For the process algebraic specification, these properties were specified using a combination of monitor processes and modal mu-calculus formulas, and were verified using the EVALUATOR model checker of CADP. For the automata-theoretic specification, the properties were specified using a combination of monitor timed automata and reachability properties, and were verified using UPPAAL. Quite surprisingly, for each of the protocols the verification found out situations where one or both of the above properties are not satisfied. Using the counterexamples generated by EVALUATOR, these violations of correctness properties are traced back to two main causes: inappropriate handling of simultaneous events and incorrect time-bounds for the inactivation of processes. Fixes of the various heartbeat protocol variants were proposed, and the model checking of the fixed versions indicates that the errors were removed.
Formal specification and verification were successfully applied to
accelerated heartbeat protocols, and allowed to detect flaws in their
functioning. Several corrections of these protocols were proposed,
and shown by means of model checking to behave correctly.
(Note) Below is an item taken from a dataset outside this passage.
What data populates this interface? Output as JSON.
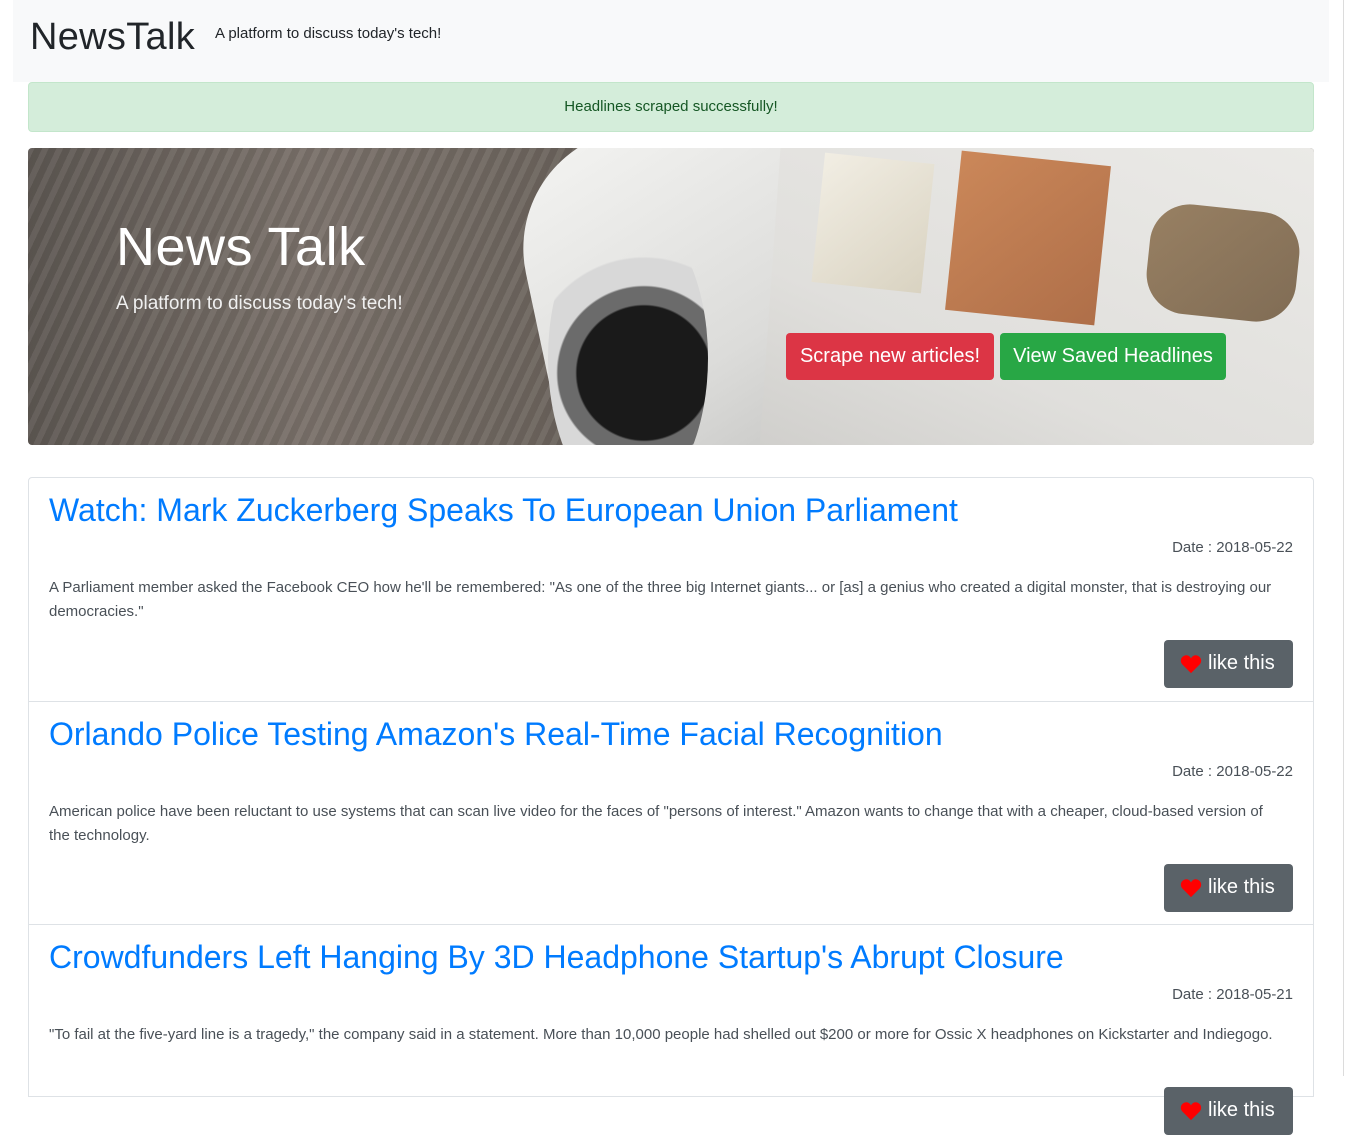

Muhammad Atif and MohammadReza Mousavi.
"Formal Specification and Analysis of Accelerated Heartbeat Protocols".
CS-Report 09-04, Technical University of Eindhoven, 24 pages,
Available on-line at: http://www.win.tue.nl/~atif/reports/report0904.pdf
or from our FTP site in PDF or PostScript
Department of Mathematics and Computer Science
Eindhoven University of Technology
P.O. Box 513
Phone: +31 402 474 425
|Further remarks:||This case study, amongst others, is described on the CADP Web site: http://cadp.inria.fr/case-studies|